Welcome to the 2011 edition of the WholeFoods Who’s Who of Manufacturers and Suppliers, the only reference tool of its kind in the natural products industry. On our eDirectory, you will find listings of hundreds of companies and thousands of individuals who work for these companies. Using this directory, you’ll be able to track down company names when you know the person you are looking for or vice versa.
It doesn’t matter if you’re a science whiz, a bookworm or a history buff. If you’re a retailer, you’ve got to be a math person. Or possibly even a numbers addict—no matter how much you despised algebra in high school.
Think about it. How many times per month do you make sure your books are in order? Or that your part-timers’ hours add up properly? Or that the quantities of your latest shipments are perfect?
Whenever I hear the New Jersey Lottery slogan, “Give your dreams a chance,” I can’t help but imagine what I would do if I won the big jackpot. I have a few earmarks nailed down: the local animal rescue center, college funds for my son and nieces, and my county’s homeless shelter and soup kitchen. “Who else could really use a handout?” I always find myself asking. Recently, I surprised myself with a name that came to mind: our very own U.S. Food and Drug Administration.

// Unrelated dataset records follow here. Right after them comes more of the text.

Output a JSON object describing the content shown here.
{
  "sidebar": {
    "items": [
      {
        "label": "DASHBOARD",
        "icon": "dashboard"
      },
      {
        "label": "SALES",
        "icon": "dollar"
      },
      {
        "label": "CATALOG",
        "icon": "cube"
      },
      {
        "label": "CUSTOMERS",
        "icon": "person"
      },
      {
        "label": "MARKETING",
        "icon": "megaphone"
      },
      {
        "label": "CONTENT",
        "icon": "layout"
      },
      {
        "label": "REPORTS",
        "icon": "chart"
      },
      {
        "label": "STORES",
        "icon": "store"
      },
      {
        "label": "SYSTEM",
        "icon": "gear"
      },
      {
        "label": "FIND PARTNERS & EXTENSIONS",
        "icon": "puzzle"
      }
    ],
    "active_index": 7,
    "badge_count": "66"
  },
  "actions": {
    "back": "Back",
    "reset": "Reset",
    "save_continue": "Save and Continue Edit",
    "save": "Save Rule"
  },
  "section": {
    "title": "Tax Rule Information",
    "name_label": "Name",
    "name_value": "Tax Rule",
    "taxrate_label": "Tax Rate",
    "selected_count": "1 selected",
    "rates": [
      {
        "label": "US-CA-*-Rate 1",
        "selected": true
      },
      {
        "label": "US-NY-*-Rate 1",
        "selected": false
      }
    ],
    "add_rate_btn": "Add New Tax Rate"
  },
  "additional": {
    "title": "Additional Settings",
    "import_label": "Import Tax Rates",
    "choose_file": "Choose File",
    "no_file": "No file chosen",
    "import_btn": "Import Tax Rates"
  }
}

Enough is enough, already, with the technological advances. Let me rephrase that: Enough with the technological advances that make us lazy and blunt our mental acuity. Hear me out on this one before you throw your iPad at me. Gadgets that make life more efficient or safer or greener can be things of wonder. But, there are times when a step forward in technology means a step backward in our understanding of how things work.
The universe enjoys a complicated intersection of different types of people. We’ve got the outdoorsy folks, the mall rats, the weekend warriors, the couch potatoes and everything in between. After all, it takes all kinds to make the world go round. Perhaps one group of people to which we as an industry should pay more attention is the “all-or-nothing crowd.”
If you’ve ever watched a kids’ dodge ball game, you’ve probably seen the following unfold before you: one unlucky guy or gal is left standing to face, say, five or six aggressive players from the other side. Hmm. Attacks from all sides? Fending for survival? Sound familiar?
Many shoppers are striving to lead healthier lives. A trip down a crowded grocery aisle will verify that more and more consumers are reading food labels in an effort to avoid foods that are high in sodium, unhealthy fats and refined carbohydrates. But what happens when the labels of not-so-great foods fight back?
Farming is a wonderful life lesson. With a little care and patience, something that starts out as small and seemingly insignificant as a seed can flourish into a beautiful plant with the capability of nourishing others. It’s also a great example of garbage in, garbage out. Try growing a great vegetable garden next summer with nutrient-deficient soil and waste water. Not easy, right?